Let’s face it - English is a crazy language. There is no egg in eggplant nor ham in hamburger; neither apple nor pine in pineapple. English muffins weren’t invented in England or French fries in France. Sweetmeats are candies while sweetbreads, which aren’t sweet, are meat. We take English for granted. But if we explore its paradoxes, we find that quicksand can work slowly, boxing rings are square and a guinea pig is neither from Guinea nor is it a pig.
And why is it that writers write but fingers don’t fing, grocers don’t groce and hammers don’t ham? If the plural of tooth is teeth, why isn’t the plural of booth beeth? One goose, 2 geese. So one moose, 2 meese? One index, 2 indices? Doesn’t it seem crazy that you can make amends but not one amend? If you have a bunch of odds and ends and get rid of all but one of them, what do you call it?
If teachers taught, why didn’t preachers praught? If a vegetarian eats vegetables, what does a humanitarian eat? In what language do people recite at a play and play at a recital? Ship by truck and send cargo by ship? Have noses that run and feet that smell?

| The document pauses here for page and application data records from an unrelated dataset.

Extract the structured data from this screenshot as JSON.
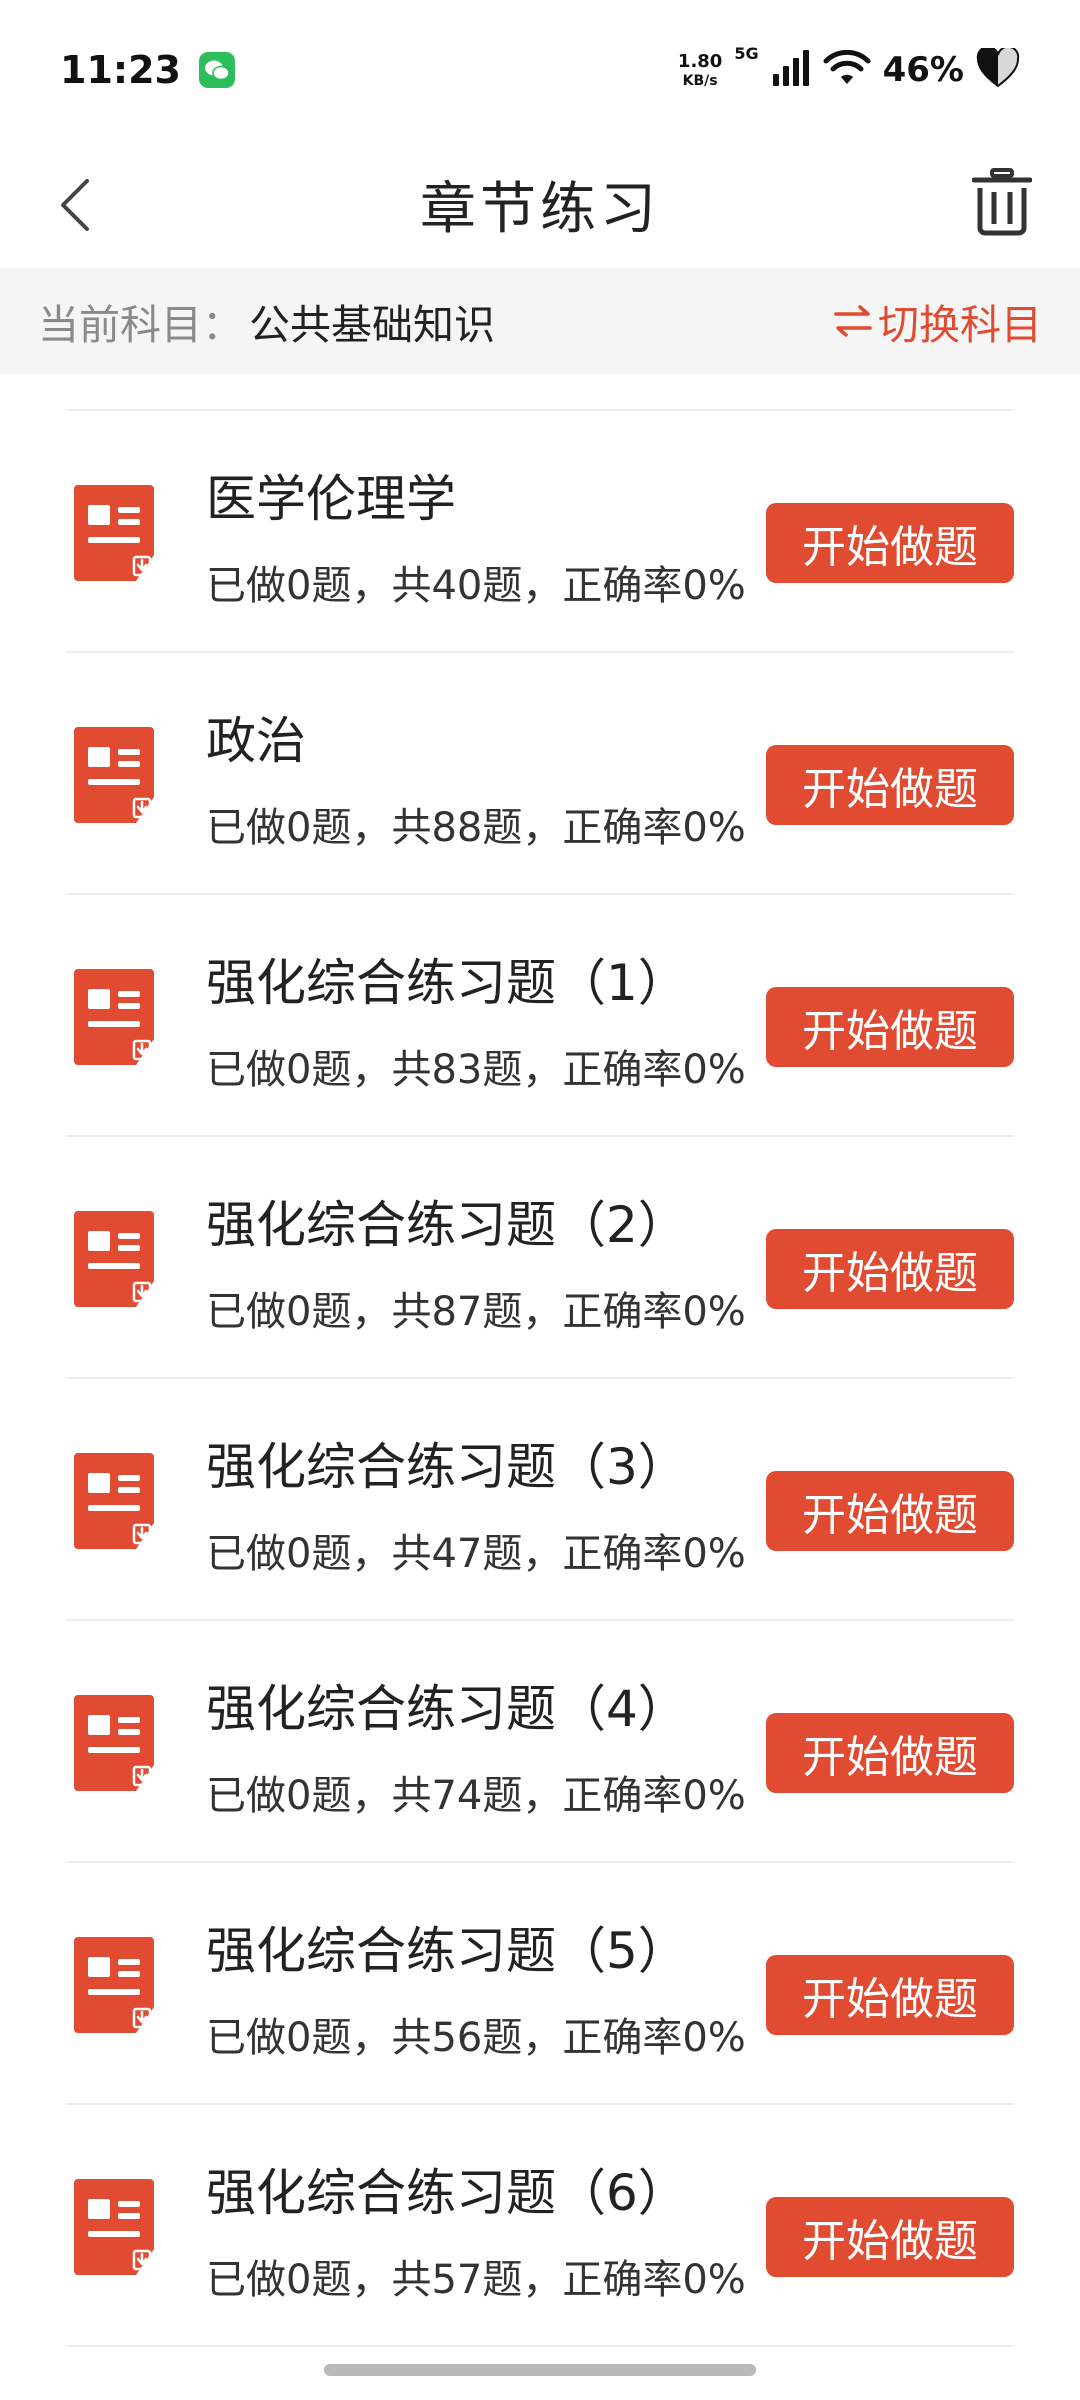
{
  "status_bar": {
    "time": "11:23",
    "net_speed_value": "1.80",
    "net_speed_unit": "KB/s",
    "signal_label": "5G",
    "battery": "46%"
  },
  "header": {
    "title": "章节练习"
  },
  "subject_bar": {
    "label": "当前科目：",
    "value": "公共基础知识",
    "switch_label": "切换科目"
  },
  "colors": {
    "accent": "#e04b32",
    "subject_bg": "#f5f5f5",
    "divider": "#eeeeee"
  },
  "start_label": "开始做题",
  "chapters": [
    {
      "title": "医学伦理学",
      "stats": "已做0题，共40题，正确率0%"
    },
    {
      "title": "政治",
      "stats": "已做0题，共88题，正确率0%"
    },
    {
      "title": "强化综合练习题（1）",
      "stats": "已做0题，共83题，正确率0%"
    },
    {
      "title": "强化综合练习题（2）",
      "stats": "已做0题，共87题，正确率0%"
    },
    {
      "title": "强化综合练习题（3）",
      "stats": "已做0题，共47题，正确率0%"
    },
    {
      "title": "强化综合练习题（4）",
      "stats": "已做0题，共74题，正确率0%"
    },
    {
      "title": "强化综合练习题（5）",
      "stats": "已做0题，共56题，正确率0%"
    },
    {
      "title": "强化综合练习题（6）",
      "stats": "已做0题，共57题，正确率0%"
    }
  ]
}
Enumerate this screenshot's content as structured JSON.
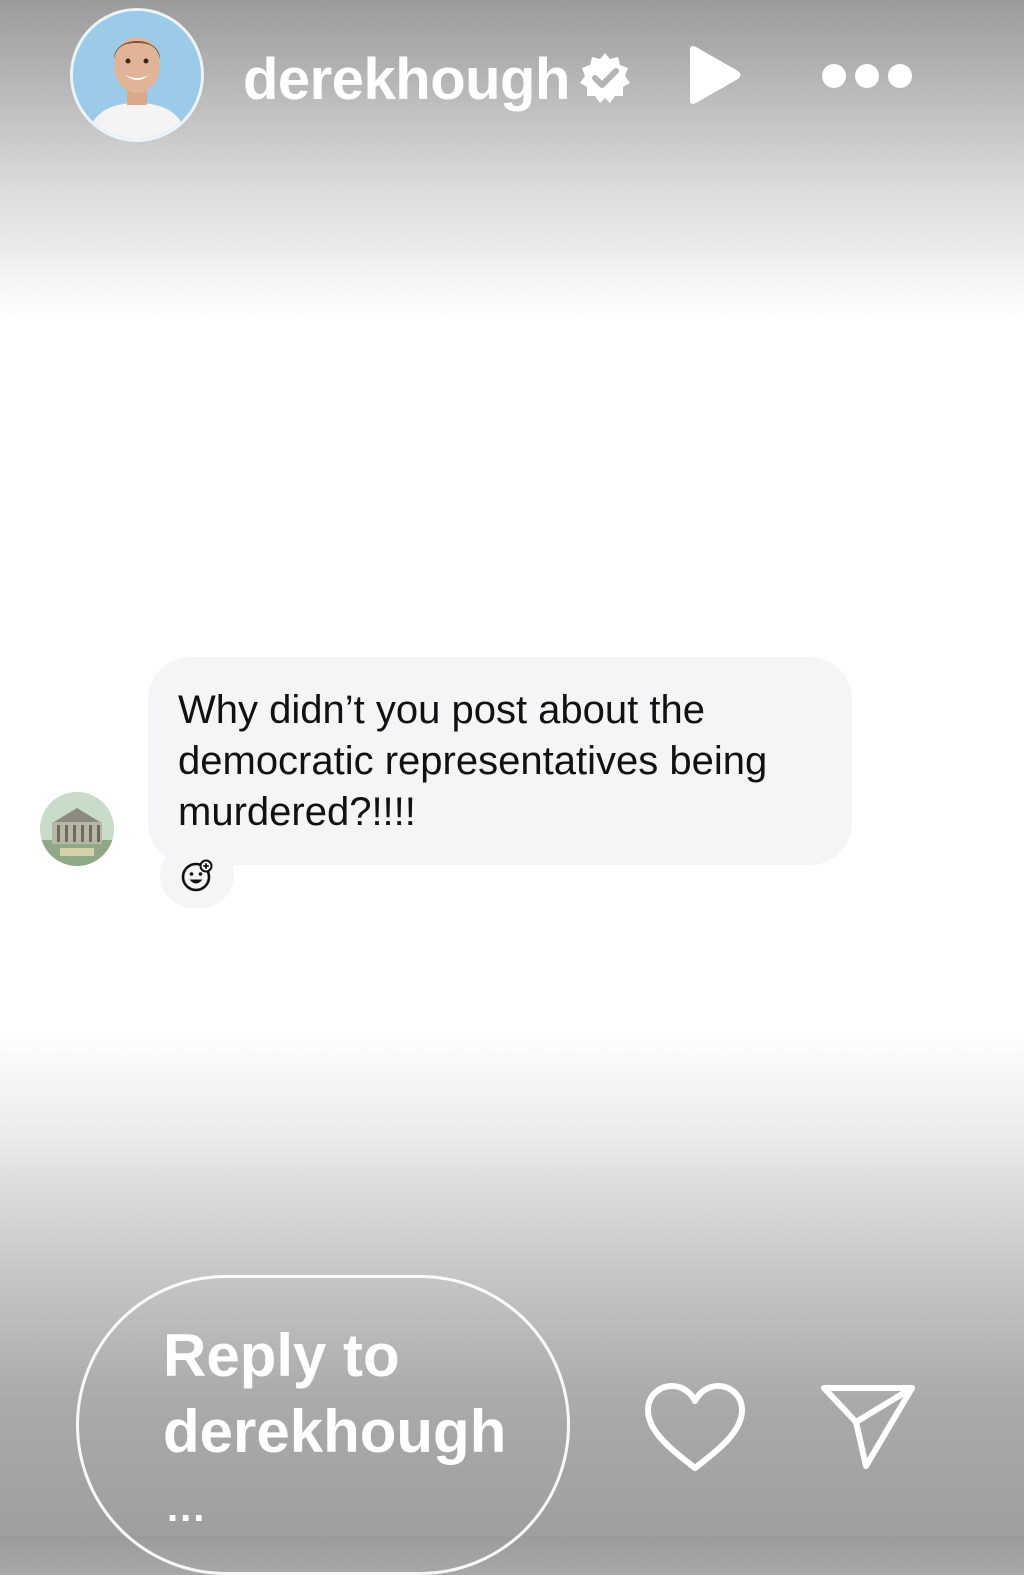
{
  "header": {
    "username": "derekhough",
    "verified": true,
    "avatar": "profile-photo-man",
    "icons": {
      "verified": "verified-badge-icon",
      "play": "play-icon",
      "more": "more-options-icon"
    }
  },
  "comment": {
    "avatar": "building-photo",
    "text": "Why didn’t you post about the democratic representatives being murdered?!!!!",
    "reaction_icon": "add-reaction-icon",
    "bubble_color": "#f5f5f7"
  },
  "reply": {
    "placeholder": "Reply to derekhough",
    "truncation": "..."
  },
  "actions": {
    "like_icon": "heart-icon",
    "send_icon": "send-icon"
  },
  "colors": {
    "header_fg": "#ffffff",
    "text": "#111111",
    "gradient_top": "#9b9b9b",
    "gradient_mid": "#ffffff",
    "gradient_bottom": "#9f9f9f"
  }
}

How can a slim chance and a fat chance be the same, while a wise man and a wise guy are opposites?
You have to marvel at the unique lunacy of a language in which your house can burn up as it burns down, in which you fill in a form by filling it out and in which an alarm goes off by going on. English was invented by people, not computers, and it reflects the creativity of the human race (which, of course, isn’t a race at all). That is why, when the stars are out, they are visible, but when the lights are out, they are invisible.